YOUR ASSIGNMENT:
Would you print the records below without changing anything?

RECORDS SHOWN:

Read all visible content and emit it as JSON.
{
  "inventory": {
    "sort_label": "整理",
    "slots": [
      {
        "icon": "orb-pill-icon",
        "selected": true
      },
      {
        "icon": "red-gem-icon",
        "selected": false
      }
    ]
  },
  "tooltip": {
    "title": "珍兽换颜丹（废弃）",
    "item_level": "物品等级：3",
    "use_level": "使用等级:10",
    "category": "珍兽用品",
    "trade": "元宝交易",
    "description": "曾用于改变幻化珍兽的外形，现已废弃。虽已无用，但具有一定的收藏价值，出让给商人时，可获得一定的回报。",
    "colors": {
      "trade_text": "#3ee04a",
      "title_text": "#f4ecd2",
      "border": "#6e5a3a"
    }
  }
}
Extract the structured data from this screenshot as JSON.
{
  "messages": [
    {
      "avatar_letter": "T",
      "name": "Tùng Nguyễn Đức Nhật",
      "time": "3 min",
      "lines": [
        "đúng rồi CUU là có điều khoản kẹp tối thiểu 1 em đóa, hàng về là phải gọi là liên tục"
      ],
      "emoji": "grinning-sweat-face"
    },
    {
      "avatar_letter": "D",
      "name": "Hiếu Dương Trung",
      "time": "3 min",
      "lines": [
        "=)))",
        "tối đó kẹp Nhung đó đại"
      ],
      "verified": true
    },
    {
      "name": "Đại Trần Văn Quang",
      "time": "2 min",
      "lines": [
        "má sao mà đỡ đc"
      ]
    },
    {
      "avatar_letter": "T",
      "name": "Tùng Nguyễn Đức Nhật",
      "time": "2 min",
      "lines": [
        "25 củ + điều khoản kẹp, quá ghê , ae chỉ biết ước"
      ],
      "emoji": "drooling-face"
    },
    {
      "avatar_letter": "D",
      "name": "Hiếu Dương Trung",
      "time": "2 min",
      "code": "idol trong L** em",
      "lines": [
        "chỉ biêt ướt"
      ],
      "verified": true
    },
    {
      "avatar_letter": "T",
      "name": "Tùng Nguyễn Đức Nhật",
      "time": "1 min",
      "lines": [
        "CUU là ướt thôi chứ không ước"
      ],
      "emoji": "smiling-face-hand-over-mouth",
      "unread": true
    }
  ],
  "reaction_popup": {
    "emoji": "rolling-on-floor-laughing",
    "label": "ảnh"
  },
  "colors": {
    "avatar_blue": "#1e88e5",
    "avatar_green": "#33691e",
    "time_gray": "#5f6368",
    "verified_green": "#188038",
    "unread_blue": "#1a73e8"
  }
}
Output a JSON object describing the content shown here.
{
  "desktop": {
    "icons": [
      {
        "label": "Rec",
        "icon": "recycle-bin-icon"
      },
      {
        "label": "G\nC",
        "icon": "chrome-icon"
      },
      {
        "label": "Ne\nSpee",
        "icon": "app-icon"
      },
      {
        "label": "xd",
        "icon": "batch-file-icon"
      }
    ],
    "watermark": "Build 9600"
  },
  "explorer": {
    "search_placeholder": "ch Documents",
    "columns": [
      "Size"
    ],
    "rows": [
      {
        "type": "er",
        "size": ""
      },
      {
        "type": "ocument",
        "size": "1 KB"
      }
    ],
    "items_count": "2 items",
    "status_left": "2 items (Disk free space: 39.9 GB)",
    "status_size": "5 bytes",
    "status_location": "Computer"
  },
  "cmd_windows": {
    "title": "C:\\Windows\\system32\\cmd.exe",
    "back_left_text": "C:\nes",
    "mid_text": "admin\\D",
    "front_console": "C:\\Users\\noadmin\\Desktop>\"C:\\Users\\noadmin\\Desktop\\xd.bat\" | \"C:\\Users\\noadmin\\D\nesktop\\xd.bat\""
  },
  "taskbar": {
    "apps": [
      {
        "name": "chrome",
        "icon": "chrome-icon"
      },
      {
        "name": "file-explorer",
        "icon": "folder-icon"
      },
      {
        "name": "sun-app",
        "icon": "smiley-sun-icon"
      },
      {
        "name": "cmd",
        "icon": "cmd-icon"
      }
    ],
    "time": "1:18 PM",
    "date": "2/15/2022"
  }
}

OUTPUT:
Read all visible content and emit it as JSON.
{
  "inventory": {
    "sort_label": "整理",
    "slots": [
      {
        "icon": "orb-pill-icon",
        "selected": true
      },
      {
        "icon": "red-gem-icon",
        "selected": false
      }
    ]
  },
  "tooltip": {
    "title": "珍兽换颜丹（废弃）",
    "item_level": "物品等级：3",
    "use_level": "使用等级:10",
    "category": "珍兽用品",
    "trade": "元宝交易",
    "description": "曾用于改变幻化珍兽的外形，现已废弃。虽已无用，但具有一定的收藏价值，出让给商人时，可获得一定的回报。",
    "colors": {
      "trade_text": "#3ee04a",
      "title_text": "#f4ecd2",
      "border": "#6e5a3a"
    }
  }
}
Extract the structured data from this screenshot as JSON.
{
  "messages": [
    {
      "avatar_letter": "T",
      "name": "Tùng Nguyễn Đức Nhật",
      "time": "3 min",
      "lines": [
        "đúng rồi CUU là có điều khoản kẹp tối thiểu 1 em đóa, hàng về là phải gọi là liên tục"
      ],
      "emoji": "grinning-sweat-face"
    },
    {
      "avatar_letter": "D",
      "name": "Hiếu Dương Trung",
      "time": "3 min",
      "lines": [
        "=)))",
        "tối đó kẹp Nhung đó đại"
      ],
      "verified": true
    },
    {
      "name": "Đại Trần Văn Quang",
      "time": "2 min",
      "lines": [
        "má sao mà đỡ đc"
      ]
    },
    {
      "avatar_letter": "T",
      "name": "Tùng Nguyễn Đức Nhật",
      "time": "2 min",
      "lines": [
        "25 củ + điều khoản kẹp, quá ghê , ae chỉ biết ước"
      ],
      "emoji": "drooling-face"
    },
    {
      "avatar_letter": "D",
      "name": "Hiếu Dương Trung",
      "time": "2 min",
      "code": "idol trong L** em",
      "lines": [
        "chỉ biêt ướt"
      ],
      "verified": true
    },
    {
      "avatar_letter": "T",
      "name": "Tùng Nguyễn Đức Nhật",
      "time": "1 min",
      "lines": [
        "CUU là ướt thôi chứ không ước"
      ],
      "emoji": "smiling-face-hand-over-mouth",
      "unread": true
    }
  ],
  "reaction_popup": {
    "emoji": "rolling-on-floor-laughing",
    "label": "ảnh"
  },
  "colors": {
    "avatar_blue": "#1e88e5",
    "avatar_green": "#33691e",
    "time_gray": "#5f6368",
    "verified_green": "#188038",
    "unread_blue": "#1a73e8"
  }
}
Output a JSON object describing the content shown here.
{
  "desktop": {
    "icons": [
      {
        "label": "Rec",
        "icon": "recycle-bin-icon"
      },
      {
        "label": "G\nC",
        "icon": "chrome-icon"
      },
      {
        "label": "Ne\nSpee",
        "icon": "app-icon"
      },
      {
        "label": "xd",
        "icon": "batch-file-icon"
      }
    ],
    "watermark": "Build 9600"
  },
  "explorer": {
    "search_placeholder": "ch Documents",
    "columns": [
      "Size"
    ],
    "rows": [
      {
        "type": "er",
        "size": ""
      },
      {
        "type": "ocument",
        "size": "1 KB"
      }
    ],
    "items_count": "2 items",
    "status_left": "2 items (Disk free space: 39.9 GB)",
    "status_size": "5 bytes",
    "status_location": "Computer"
  },
  "cmd_windows": {
    "title": "C:\\Windows\\system32\\cmd.exe",
    "back_left_text": "C:\nes",
    "mid_text": "admin\\D",
    "front_console": "C:\\Users\\noadmin\\Desktop>\"C:\\Users\\noadmin\\Desktop\\xd.bat\" | \"C:\\Users\\noadmin\\D\nesktop\\xd.bat\""
  },
  "taskbar": {
    "apps": [
      {
        "name": "chrome",
        "icon": "chrome-icon"
      },
      {
        "name": "file-explorer",
        "icon": "folder-icon"
      },
      {
        "name": "sun-app",
        "icon": "smiley-sun-icon"
      },
      {
        "name": "cmd",
        "icon": "cmd-icon"
      }
    ],
    "time": "1:18 PM",
    "date": "2/15/2022"
  }
}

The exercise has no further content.